Last night, I attended the Scottish version of a group workout session – in other words, a ceilidh! It wasn’t a ‘real’ ceilidh, in that it had a live band and there were potentially hundreds of people gathered in a small hall doing series of songs and dances like the Britannia Twostep or the Canadian Barn Dance. Instead, there were forty to fifty of us in a small upstairs room at Carrubbers Church, dancing to a soundtrack specially prepared to help us international students learn how to properly Strip the Willow (a quintessential ceilidh group/partner dance), in preparation for the Christian Union’s Easter Ceilidh next Friday.
The atmosphere at our tiny ceilidh was great (I can only imagine how a full ceilidh is!). The Gaelic word ‘cèilidh’ means ‘visit,’ in my opinion a great way to describe the atmosphere of a ceilidh, which usually involves a wonderful mix of strangers, acquaintances, and close friends. The dances vary from partner dances where you and your partner are dancing exclusively with each other to large dances that involve the entire group and in which you start with a partner or small group but end up switching people throughout the entirety of the song. Suffice it to say it is a lot of fun and an efficient way to work up a sweat!

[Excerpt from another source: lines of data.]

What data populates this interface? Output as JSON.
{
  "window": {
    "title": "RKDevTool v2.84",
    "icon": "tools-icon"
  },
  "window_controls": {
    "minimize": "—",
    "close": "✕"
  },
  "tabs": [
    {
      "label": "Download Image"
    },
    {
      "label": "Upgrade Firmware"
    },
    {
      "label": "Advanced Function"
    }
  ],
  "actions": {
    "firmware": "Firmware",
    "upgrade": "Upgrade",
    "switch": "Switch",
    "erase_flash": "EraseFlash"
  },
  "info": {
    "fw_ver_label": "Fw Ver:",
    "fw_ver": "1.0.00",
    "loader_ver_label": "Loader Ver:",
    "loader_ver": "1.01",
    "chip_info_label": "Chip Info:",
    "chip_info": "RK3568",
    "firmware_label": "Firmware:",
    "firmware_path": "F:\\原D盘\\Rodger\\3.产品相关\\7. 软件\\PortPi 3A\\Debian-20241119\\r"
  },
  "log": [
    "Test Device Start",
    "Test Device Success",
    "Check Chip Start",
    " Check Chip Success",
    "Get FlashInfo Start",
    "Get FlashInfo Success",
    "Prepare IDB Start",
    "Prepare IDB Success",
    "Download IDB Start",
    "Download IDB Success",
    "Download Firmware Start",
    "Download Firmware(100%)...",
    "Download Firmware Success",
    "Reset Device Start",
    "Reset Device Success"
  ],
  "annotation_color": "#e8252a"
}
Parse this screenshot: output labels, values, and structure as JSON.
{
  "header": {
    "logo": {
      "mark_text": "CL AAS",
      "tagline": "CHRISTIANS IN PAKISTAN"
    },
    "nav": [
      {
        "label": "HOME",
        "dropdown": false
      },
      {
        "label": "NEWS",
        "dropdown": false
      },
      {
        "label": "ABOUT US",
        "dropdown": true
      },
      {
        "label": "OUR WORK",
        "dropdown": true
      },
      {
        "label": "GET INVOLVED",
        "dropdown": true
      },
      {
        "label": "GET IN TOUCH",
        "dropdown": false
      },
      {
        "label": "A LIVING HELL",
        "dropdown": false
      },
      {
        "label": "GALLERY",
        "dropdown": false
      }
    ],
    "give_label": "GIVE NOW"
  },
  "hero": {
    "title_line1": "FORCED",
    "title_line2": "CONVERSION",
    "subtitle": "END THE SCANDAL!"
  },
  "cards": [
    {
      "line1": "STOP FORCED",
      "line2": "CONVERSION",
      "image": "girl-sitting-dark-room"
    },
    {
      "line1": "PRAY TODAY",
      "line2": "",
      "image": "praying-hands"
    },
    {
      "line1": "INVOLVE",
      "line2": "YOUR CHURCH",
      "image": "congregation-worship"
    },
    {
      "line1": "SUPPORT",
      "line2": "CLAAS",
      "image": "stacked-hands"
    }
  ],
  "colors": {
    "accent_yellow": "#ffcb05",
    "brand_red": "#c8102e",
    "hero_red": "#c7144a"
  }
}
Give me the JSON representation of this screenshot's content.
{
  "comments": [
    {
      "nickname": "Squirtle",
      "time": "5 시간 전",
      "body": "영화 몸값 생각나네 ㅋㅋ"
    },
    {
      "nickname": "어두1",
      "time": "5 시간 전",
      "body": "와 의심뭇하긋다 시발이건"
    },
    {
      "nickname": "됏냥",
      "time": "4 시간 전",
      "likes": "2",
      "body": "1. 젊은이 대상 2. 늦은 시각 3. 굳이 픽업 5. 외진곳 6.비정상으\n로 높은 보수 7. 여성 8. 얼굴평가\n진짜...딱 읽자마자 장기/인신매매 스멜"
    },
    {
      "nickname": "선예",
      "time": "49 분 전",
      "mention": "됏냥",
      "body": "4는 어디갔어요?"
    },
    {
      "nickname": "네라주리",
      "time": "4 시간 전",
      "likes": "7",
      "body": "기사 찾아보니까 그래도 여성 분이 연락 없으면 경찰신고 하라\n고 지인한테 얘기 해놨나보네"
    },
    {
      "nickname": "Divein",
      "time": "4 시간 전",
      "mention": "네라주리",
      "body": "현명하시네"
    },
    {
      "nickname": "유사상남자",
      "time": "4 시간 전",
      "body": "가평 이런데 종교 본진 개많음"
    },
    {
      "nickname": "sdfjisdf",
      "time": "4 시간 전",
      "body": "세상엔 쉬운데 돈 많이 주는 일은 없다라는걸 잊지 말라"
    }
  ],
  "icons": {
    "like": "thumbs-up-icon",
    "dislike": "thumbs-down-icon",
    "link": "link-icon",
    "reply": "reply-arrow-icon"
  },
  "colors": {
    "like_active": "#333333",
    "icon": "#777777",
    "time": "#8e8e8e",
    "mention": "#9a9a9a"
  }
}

I have been to many dances in the States, and even did ballet for three years when I was younger, but there was something singular about ceilidh-ing (the word one of our leaders last night used to describe what we were doing). It’s quite democratic and inclusive, insofar as everyone who wants to be involved truly can, whether you know the dance or not. It was very helpful to have demonstrations before we did each dance, but even then, there were still plenty of us tripping over ourselves and others, clueless as to which direction to turn. The first dance we did, the name of which I unfortunately forget, was a partner dance of I simply could not get a hold. It is comforting to know that you’re not the only one struggling at a ceilidh and also that it is absolutely acceptable to be struggling – the only thing you have to do is try. It’s also nice to have various dance types, some of which are partner dances and others that involve everyone in the group. Having been at many dances where everyone’s standing awkwardly separated or only a few people are dancing, it was refreshing to be in a hall where everyone feels a little ridiculous, quite excited, a bit confused, and open to dancing with everyone.
When you ceilidh, time really does disappear – before we knew it, about two and a half hours had passed. We were all exhausted, windows flung open to let in the 30-degree (Fahrenheit) air from outside, but invigorated. If this was only a practice session, I can imagine how tired and pumped we’ll be at the ceilidh next week!